From the Heart and Stroke Foundation
By Matthew Mayer, MSc.
Happy New Year! Is this the year you're ready to get serious about physical activity?
We're here to help. This simple routine will ease you into a more active lifestyle, 10 minutes at a time. Just follow the easy steps below. The best part? You don't need a gym.
For beginners: Complete the five activities in succession at one minute each - that's one set. Take a two-minute break, then do it all again. After the second week, combine the two five-minute sets for a single 10-minute set. Try this every other day, doing other winter activities on the off-days.
If you're already active: Combine the two sets of five exercises to a single set of 10 minutes, repeating exercises twice before taking a two-minute break and repeating.
- Squats: Stand with feet shoulder-width apart and cross your arms, placing your hands on the opposite shoulders. Slowly bend at your knees and hips, lowering until your thighs are parallel to the floor. Keep your back straight and your knees above your feet. Return to start and repeat.
Advanced option: Instead of a controlled slow squat, explode up through the squat - jumping as high as you can - before landing softly on the balls of your feet back into the squat position.
- Push-ups: Lie on your stomach with your palms on the floor, fingertips aligned with your shoulders. Keeping your body straight, use your arms to push upwards, knees on the floor, until your elbows are straight. Lower until your body is 5 cm above the ground. Repeat. When you're ready to increase the intensity, come up on your toes instead of your knees.
Advanced option: Hold the push-up position at the middle and bottom for five seconds before continuing the movement up and down.
- Lunges: Stand with feet shoulder-width apart, hands at your sides.
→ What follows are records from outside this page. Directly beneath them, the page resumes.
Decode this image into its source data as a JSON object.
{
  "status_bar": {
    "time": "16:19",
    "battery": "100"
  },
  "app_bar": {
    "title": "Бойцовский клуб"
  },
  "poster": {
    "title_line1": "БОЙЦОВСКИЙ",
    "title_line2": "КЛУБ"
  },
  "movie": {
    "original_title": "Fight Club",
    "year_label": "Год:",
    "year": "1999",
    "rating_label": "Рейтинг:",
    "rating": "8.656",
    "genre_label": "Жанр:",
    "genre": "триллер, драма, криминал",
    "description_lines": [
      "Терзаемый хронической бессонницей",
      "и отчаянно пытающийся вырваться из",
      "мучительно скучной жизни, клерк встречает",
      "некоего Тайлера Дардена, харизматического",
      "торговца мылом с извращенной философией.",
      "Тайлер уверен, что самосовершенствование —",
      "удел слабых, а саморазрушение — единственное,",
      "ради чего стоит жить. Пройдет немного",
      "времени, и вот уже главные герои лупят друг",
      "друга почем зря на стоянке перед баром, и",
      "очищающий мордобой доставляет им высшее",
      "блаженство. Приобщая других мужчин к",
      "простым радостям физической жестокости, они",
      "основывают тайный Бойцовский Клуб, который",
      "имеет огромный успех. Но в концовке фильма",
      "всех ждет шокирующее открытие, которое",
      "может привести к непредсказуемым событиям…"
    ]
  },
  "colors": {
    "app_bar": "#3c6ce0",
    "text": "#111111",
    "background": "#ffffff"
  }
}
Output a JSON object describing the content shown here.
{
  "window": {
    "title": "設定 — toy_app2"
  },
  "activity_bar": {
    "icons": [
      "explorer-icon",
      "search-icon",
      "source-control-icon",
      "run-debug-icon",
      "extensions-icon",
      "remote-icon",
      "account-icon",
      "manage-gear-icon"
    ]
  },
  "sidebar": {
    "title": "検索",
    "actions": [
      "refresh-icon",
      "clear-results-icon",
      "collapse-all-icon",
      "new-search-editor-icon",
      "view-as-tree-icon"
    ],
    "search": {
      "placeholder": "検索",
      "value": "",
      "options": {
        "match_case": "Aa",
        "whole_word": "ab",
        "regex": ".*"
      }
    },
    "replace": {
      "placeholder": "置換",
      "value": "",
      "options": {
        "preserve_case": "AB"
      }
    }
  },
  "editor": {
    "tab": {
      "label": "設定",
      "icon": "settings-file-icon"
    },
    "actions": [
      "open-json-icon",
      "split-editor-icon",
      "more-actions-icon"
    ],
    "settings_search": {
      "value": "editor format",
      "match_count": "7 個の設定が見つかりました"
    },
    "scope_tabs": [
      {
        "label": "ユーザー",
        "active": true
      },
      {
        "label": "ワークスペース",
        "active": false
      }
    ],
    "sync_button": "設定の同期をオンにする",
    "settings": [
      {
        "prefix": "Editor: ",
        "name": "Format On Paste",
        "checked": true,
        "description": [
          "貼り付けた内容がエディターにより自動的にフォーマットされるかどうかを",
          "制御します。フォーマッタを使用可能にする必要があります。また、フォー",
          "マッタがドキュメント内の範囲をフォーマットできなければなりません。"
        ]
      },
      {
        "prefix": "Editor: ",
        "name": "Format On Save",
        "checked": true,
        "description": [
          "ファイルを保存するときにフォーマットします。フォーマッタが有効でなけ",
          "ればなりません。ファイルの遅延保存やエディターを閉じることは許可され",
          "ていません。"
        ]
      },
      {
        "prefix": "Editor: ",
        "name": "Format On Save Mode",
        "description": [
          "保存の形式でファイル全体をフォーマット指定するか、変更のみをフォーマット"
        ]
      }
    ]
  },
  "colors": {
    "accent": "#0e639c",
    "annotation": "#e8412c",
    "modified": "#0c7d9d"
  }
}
Step one foot forward about two feet. Now lower until your front thigh is parallel to the floor, knee above your ankle; don't let your back knee touch the ground. Return to starting position. One rep is counted when you have lunged with both the left and right leg.
Tip: Keep abs flexed and back straight to minimize lower back stress.
- Mountain climbers: From the top of a push-up position, bring one leg under your upper body - like an exaggerated sprinter's position - with your other leg extended behind you. In one motion, alternate legs by bringing one leg up under the body, while extending the other behind. Alternate legs - as if climbing upwards - while holding your upper body in place.
- Plank: Lie stomach down on the floor with your forearms under you. Push up off the floor so your forearms and toes are the only points of contact, elbows under your shoulders. Tuck in your bum and hold your body straight - as if you were a plank someone could rest books on - and hold.
End with a 10 minute walk, jog or run.
Tip: If you feel that you cannot do an exercise for the full minute, take a short (10 second) break halfway through. Listen to your body, but remember to challenge yourself.
If you need a visual demonstration, excellent videos are available on Youtube; just Google the names of the exercises.
Stay tuned: In the coming months we will be adding to this routine.
For more inspiration on making change to live healthier, check out these articles:
Before starting any physical activity routine, please check with your healthcare provider.
Matt Mayer is an exercise physiologist.
Posted: January 2012
Your use of the information in this article is subject to the Heart and Stroke Foundation Terms and Conditions of Use and therefore you agree to be bound by the implied terms and conditions in each of the following statements.
This article has been independently researched, written and reviewed by the Heart and Stroke Foundation and is based on scientific evidence. The information is for reference and education only. This web article is not intended to be a substitute for a physician’‘s advice, diagnosis or treatment. You should consult your physician for specific information on personal health matters. The Heart and Stroke Foundation assumes no responsibility or liability arising from any error in, or omission of, information or from the use of any information or advice contained within this article.
- All trademarks, service marks, logos and articles are owned by and are the exclusive property of the Heart and Stroke Foundation of Canada ("HSFC") and authorized use is only granted under license. Such trademarks, service marks, logos and articles may not be reproduced, copied, imitated or used, in whole or in part, without the prior written consent of HSFC.
© - 2011. Reproduced with permission of the Heart and Stroke Foundation of Canada